Now, let's create a graph where we have relative odor impact on the vertical axis and odor time on the horizontal axis. We then insert the different materials in there to see whats going on:.


First we put the Iso Amyl acetate, which has an impact of 1200, but after only 6 minutes...you cannot smell it anymore. So at 0.1 the odor of Iso Amyl acetate became weak or uncharacteristic of itself. Let's add all the rest:


By looking at the graphical representation of how different notes evolve on a mix, we can also deduct that even though from the marketing point of view the concept of the famous triangle with top, middle and base notes is useful and easy to explain, it is NOT that accurate: Is sandalwood a TOP note? With the triangle, of course, you would say no, but...Of course it is!, in the sense that IT IS interacting, as you can see at the beginning of our graph, with all the other materials! The smell at the opening of the perfume would be somehow different if the sandalwood wouldn't be there. So that means that sandalwood NOT ONLY plays a role as a base note, towards the end of the odor life of the perfume but at the beginning and the middle life as well!


Now, with relative impact we measured how "hard" the headspace hit our nose, then we measured how long a smell last but we still need some kind of measurement that tells us, as an average, taking into account both impact and life, how "strong" a smell is.

Well, let's go back to a graph, this time only adding the linalool, as an example:

The painted area represents what we are trying to achieve: how "strong" a smell is. We will call this variable odor strength, but how do we calculate it?

Easy peacy...basic geometry.!.

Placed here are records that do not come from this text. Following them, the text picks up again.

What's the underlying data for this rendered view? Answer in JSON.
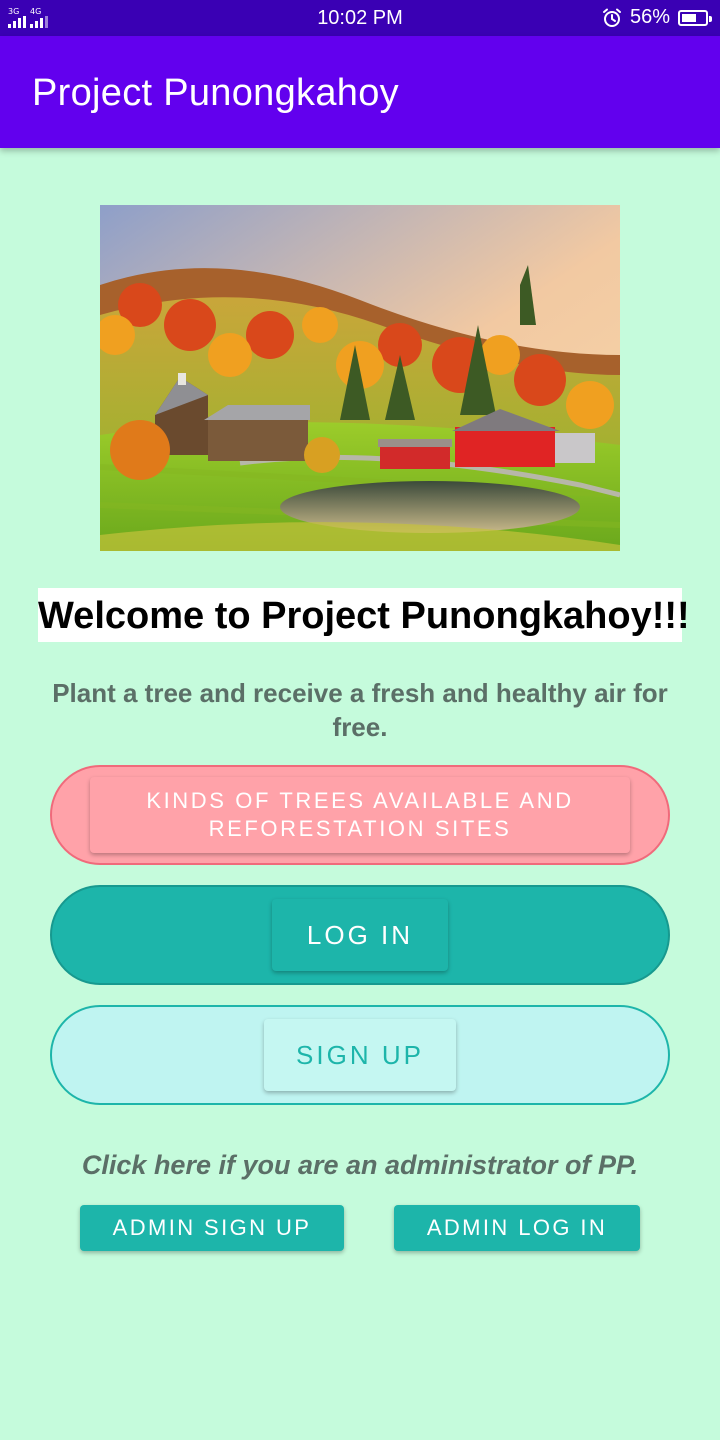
{
  "status_bar": {
    "network_1": "3G",
    "network_2": "4G",
    "time": "10:02 PM",
    "battery": "56%",
    "icons": [
      "signal-icon",
      "alarm-icon",
      "battery-icon"
    ]
  },
  "app_bar": {
    "title": "Project Punongkahoy",
    "color": "#6200ee"
  },
  "main": {
    "hero_image": "autumn-farm-landscape",
    "welcome": "Welcome to Project Punongkahoy!!!",
    "tagline": "Plant a tree and receive a fresh and healthy air for free.",
    "trees_button": "Kinds of trees available and reforestation sites",
    "login_button": "Log in",
    "signup_button": "Sign up",
    "admin_note": "Click here if you are an administrator of PP.",
    "admin_signup_button": "Admin sign up",
    "admin_login_button": "Admin log in"
  },
  "colors": {
    "background": "#c5fbdc",
    "teal": "#1db5aa",
    "pink": "#ffa2a9"
  }
}
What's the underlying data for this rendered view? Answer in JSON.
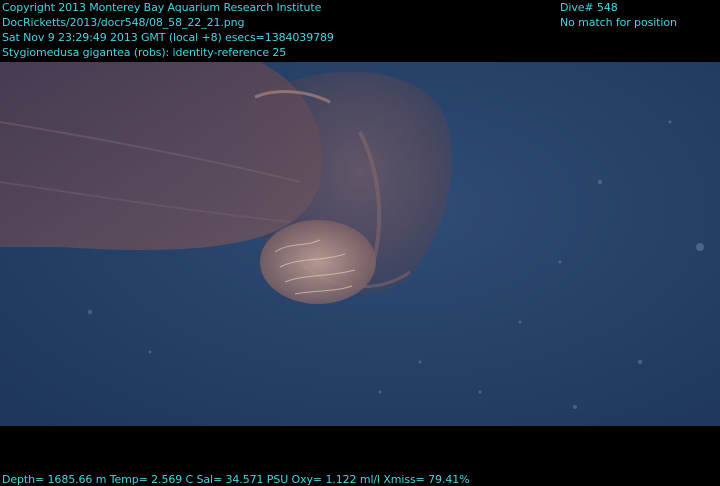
{
  "header": {
    "copyright": "Copyright 2013 Monterey Bay Aquarium Research Institute",
    "file_path": "DocRicketts/2013/docr548/08_58_22_21.png",
    "timestamp": "Sat Nov  9 23:29:49 2013 GMT (local +8)  esecs=1384039789",
    "annotation": "Stygiomedusa gigantea (robs): identity-reference 25",
    "dive": "Dive# 548",
    "position": "No match for position"
  },
  "footer": {
    "sensor_line": "Depth= 1685.66 m  Temp= 2.569 C  Sal= 34.571 PSU  Oxy= 1.122 ml/l  Xmiss= 79.41%"
  },
  "colors": {
    "overlay_text": "#3fd7e6",
    "water": "#264268",
    "background": "#000000"
  }
}
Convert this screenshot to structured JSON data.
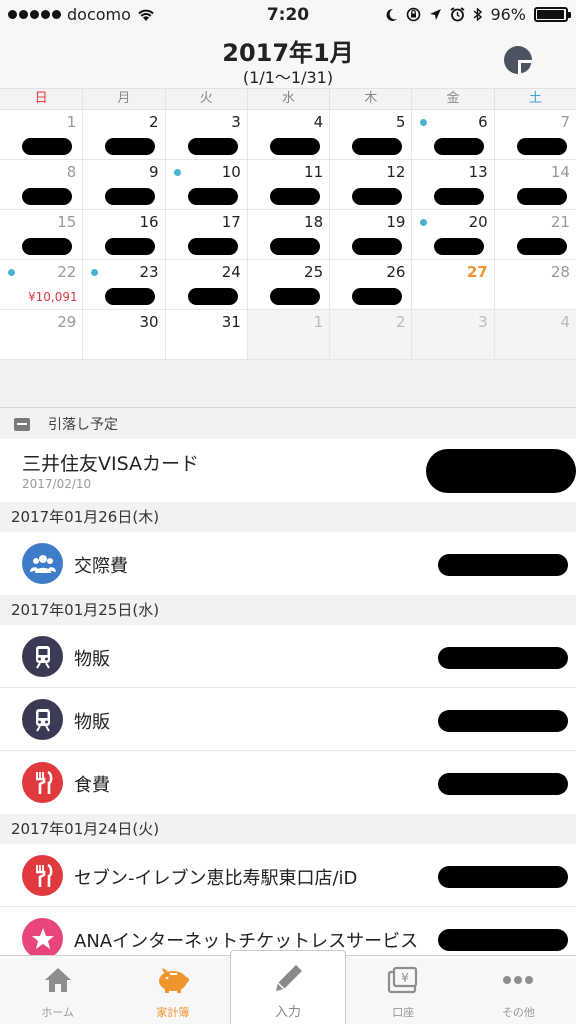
{
  "status_bar": {
    "carrier": "docomo",
    "time": "7:20",
    "battery": "96%",
    "icons": [
      "wifi-icon",
      "moon-icon",
      "rotation-lock-icon",
      "location-icon",
      "alarm-icon",
      "bluetooth-icon",
      "battery-icon"
    ]
  },
  "header": {
    "title": "2017年1月",
    "range": "(1/1〜1/31)",
    "pie_icon": "pie-chart-icon"
  },
  "calendar": {
    "weekdays": [
      "日",
      "月",
      "火",
      "水",
      "木",
      "金",
      "土"
    ],
    "weeks": [
      [
        {
          "n": "1",
          "blot": true
        },
        {
          "n": "2",
          "blot": true
        },
        {
          "n": "3",
          "blot": true
        },
        {
          "n": "4",
          "blot": true
        },
        {
          "n": "5",
          "blot": true
        },
        {
          "n": "6",
          "blot": true,
          "dot": true
        },
        {
          "n": "7",
          "blot": true
        }
      ],
      [
        {
          "n": "8",
          "blot": true
        },
        {
          "n": "9",
          "blot": true
        },
        {
          "n": "10",
          "blot": true,
          "dot": true
        },
        {
          "n": "11",
          "blot": true
        },
        {
          "n": "12",
          "blot": true
        },
        {
          "n": "13",
          "blot": true
        },
        {
          "n": "14",
          "blot": true
        }
      ],
      [
        {
          "n": "15",
          "blot": true
        },
        {
          "n": "16",
          "blot": true
        },
        {
          "n": "17",
          "blot": true
        },
        {
          "n": "18",
          "blot": true
        },
        {
          "n": "19",
          "blot": true
        },
        {
          "n": "20",
          "blot": true,
          "dot": true
        },
        {
          "n": "21",
          "blot": true
        }
      ],
      [
        {
          "n": "22",
          "dot": true,
          "amount": "¥10,091"
        },
        {
          "n": "23",
          "blot": true,
          "dot": true
        },
        {
          "n": "24",
          "blot": true
        },
        {
          "n": "25",
          "blot": true
        },
        {
          "n": "26",
          "blot": true
        },
        {
          "n": "27",
          "today": true
        },
        {
          "n": "28"
        }
      ],
      [
        {
          "n": "29"
        },
        {
          "n": "30"
        },
        {
          "n": "31"
        },
        {
          "n": "1",
          "other": true
        },
        {
          "n": "2",
          "other": true
        },
        {
          "n": "3",
          "other": true
        },
        {
          "n": "4",
          "other": true
        }
      ]
    ]
  },
  "withdrawal": {
    "header_label": "引落し予定",
    "name": "三井住友VISAカード",
    "date": "2017/02/10"
  },
  "transactions": [
    {
      "date": "2017年01月26日(木)",
      "items": [
        {
          "name": "交際費",
          "icon": "people-icon",
          "color": "#3d7cc9"
        }
      ]
    },
    {
      "date": "2017年01月25日(水)",
      "items": [
        {
          "name": "物販",
          "icon": "train-icon",
          "color": "#3a3a55"
        },
        {
          "name": "物販",
          "icon": "train-icon",
          "color": "#3a3a55"
        },
        {
          "name": "食費",
          "icon": "fork-knife-icon",
          "color": "#e0393e"
        }
      ]
    },
    {
      "date": "2017年01月24日(火)",
      "items": [
        {
          "name": "セブン-イレブン恵比寿駅東口店/iD",
          "icon": "fork-knife-icon",
          "color": "#e0393e"
        },
        {
          "name": "ANAインターネットチケットレスサービス",
          "icon": "star-icon",
          "color": "#e8457f"
        }
      ]
    }
  ],
  "tab_bar": {
    "tabs": [
      {
        "label": "ホーム",
        "icon": "home-icon"
      },
      {
        "label": "家計簿",
        "icon": "piggy-bank-icon",
        "active": true
      },
      {
        "label": "入力",
        "icon": "pencil-icon"
      },
      {
        "label": "口座",
        "icon": "yen-wallet-icon"
      },
      {
        "label": "その他",
        "icon": "more-dots-icon"
      }
    ],
    "active_color": "#f0952d"
  }
}
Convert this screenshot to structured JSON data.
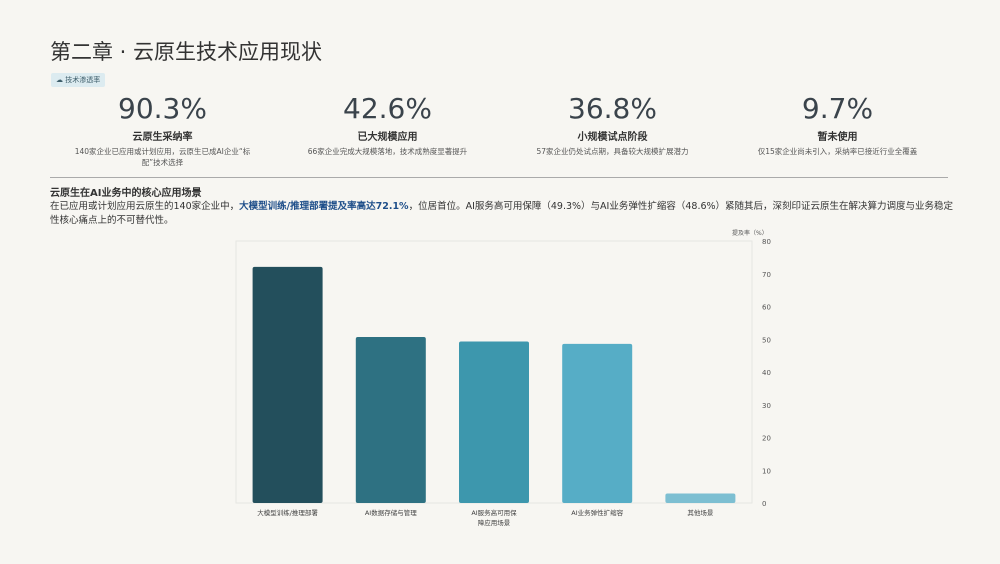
{
  "title": "第二章 · 云原生技术应用现状",
  "tag": "技术渗透率",
  "kpis": [
    {
      "value": "90.3%",
      "label": "云原生采纳率",
      "desc": "140家企业已应用或计划应用，云原生已成AI企业“标配”技术选择"
    },
    {
      "value": "42.6%",
      "label": "已大规模应用",
      "desc": "66家企业完成大规模落地，技术成熟度显著提升"
    },
    {
      "value": "36.8%",
      "label": "小规模试点阶段",
      "desc": "57家企业仍处试点期，具备较大规模扩展潜力"
    },
    {
      "value": "9.7%",
      "label": "暂未使用",
      "desc": "仅15家企业尚未引入，采纳率已接近行业全覆盖"
    }
  ],
  "section": {
    "title": "云原生在AI业务中的核心应用场景",
    "p1": "在已应用或计划应用云原生的140家企业中，",
    "highlight": "大模型训练/推理部署提及率高达72.1%",
    "p2": "，位居首位。AI服务高可用保障（49.3%）与AI业务弹性扩缩容（48.6%）紧随其后，深刻印证云原生在解决算力调度与业务稳定性核心痛点上的不可替代性。"
  },
  "chart_data": {
    "type": "bar",
    "categories": [
      "大模型训练/推理部署",
      "AI数据存储与管理",
      "AI服务高可用保障应用场景",
      "AI业务弹性扩缩容",
      "其他场景"
    ],
    "values": [
      72.1,
      50.7,
      49.3,
      48.6,
      2.9
    ],
    "ylabel": "提及率（%）",
    "ylim": [
      0,
      80
    ],
    "yticks": [
      0,
      10,
      20,
      30,
      40,
      50,
      60,
      70,
      80
    ],
    "colors": [
      "#234f5c",
      "#2e7182",
      "#3d97ad",
      "#56adc6",
      "#7dbfd2"
    ],
    "axis": "right"
  }
}
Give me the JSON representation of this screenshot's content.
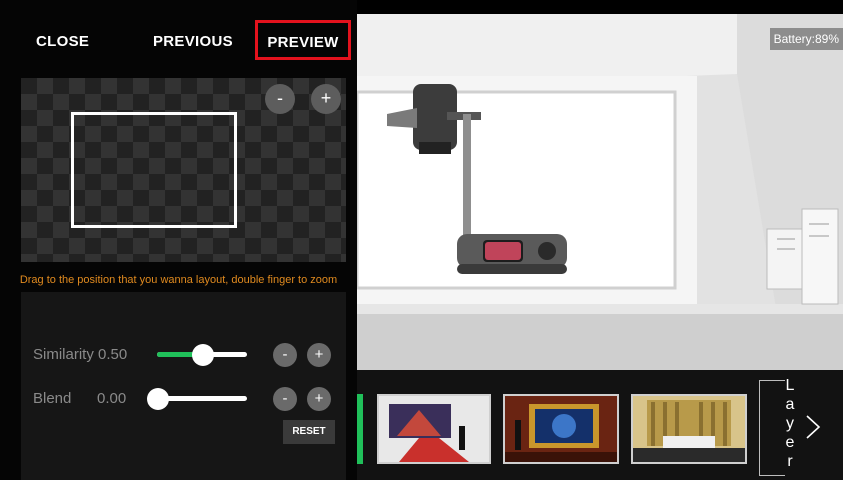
{
  "topbar": {
    "close": "CLOSE",
    "previous": "PREVIOUS",
    "preview": "PREVIEW"
  },
  "zoom": {
    "minus": "-",
    "plus": "+"
  },
  "hint": "Drag to the position that you wanna layout, double finger to zoom",
  "similarity": {
    "label": "Similarity 0.50",
    "level": 0.5
  },
  "blend": {
    "label": "Blend",
    "value": "0.00",
    "level": 0.0
  },
  "reset": "RESET",
  "status": {
    "battery": "Battery:89%"
  },
  "thumbnails": [
    "stage-red-carpet",
    "framed-earth-stage",
    "gold-curtain-desk"
  ],
  "layer": "Layer",
  "colors": {
    "accent_green": "#20c05a",
    "hint_orange": "#e08a1f",
    "preview_border": "#e3121d"
  }
}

Since it is a triangle, we can calculate the area of the rectangle formed with the dotted lines and divide it by 2. As you can see, One side of the rectangle is our measurement of the odor life, the other side is the measurement of the odor impact. so we multiply those values (that gives us the area of the rectangle) and we divide it by two (we get half of it, the triangle).

What do we get?

We get the strength of that material and we measure it in odor units:

Linalool: 100 (impact) x 4 (odor life) / 2 = 200 odor units.


Now, let's put everything in a table:

Enough math. Why don't we jump for now into a more attitudinal, behavioral and psicological setting?


Training our sense of smell: Getting Synesthesia back

Before you dive into your next smelling session, let's review first some basics about the process of train our sense of smell:

  • The worst place to smell: Our lab. PLEASE, get out of there, go outside, where the sun shines and the air graze your face. You need your nose and your mind to be relaxed, encumbered and clear.

  • Use of blotters:

o Try to use always the same kind of paper (Thinner strips are better for

analytical smelling, thicker ones for presentation of samples.

o Dipping the strip 0.5 cm (0.2 inches) along the strip is more than enough. Let

the product spread until it is not wet. And THEN smell.

o For sniffing, hold it around ½ inch from your nose.

o Bend the tip of the blotter at about 2 inches. This will help you avoiding

touching your nose when you are smelling and, let's be honest, you will look

cool and more professional, like you know what you are doing. LOL, Just

kidding -or not-.

  • Be sure to be relaxed and not wearing any fragrance. Do not drink coffee or strong drinks right before or while smelling. Sitting down is probably better than standing, but experiment both ways and determine how do you feel and which way is better for you.

  • Method: Sniff and evaluate. Sniff for a really short period of time and try to think about the smell, mentally evaluate it and memorize it. Do not keep inhaling like a maniac. Your lungs are useless for this. All your smell receptors are inside your nose, really close to where your sample is and NOT on your lungs. Doesn't matter how much you try, the smell WON'T get there...The shorter and smoother the sniff, the better. Use your mind, analyze the smell. Record it. You will be surprised how well our mind can be trained to learn new things. Even if you think you will not be capable or that you are not intelligent...your mind learns regardless...LOL, just kidding.

  • Make notes. As many as you can.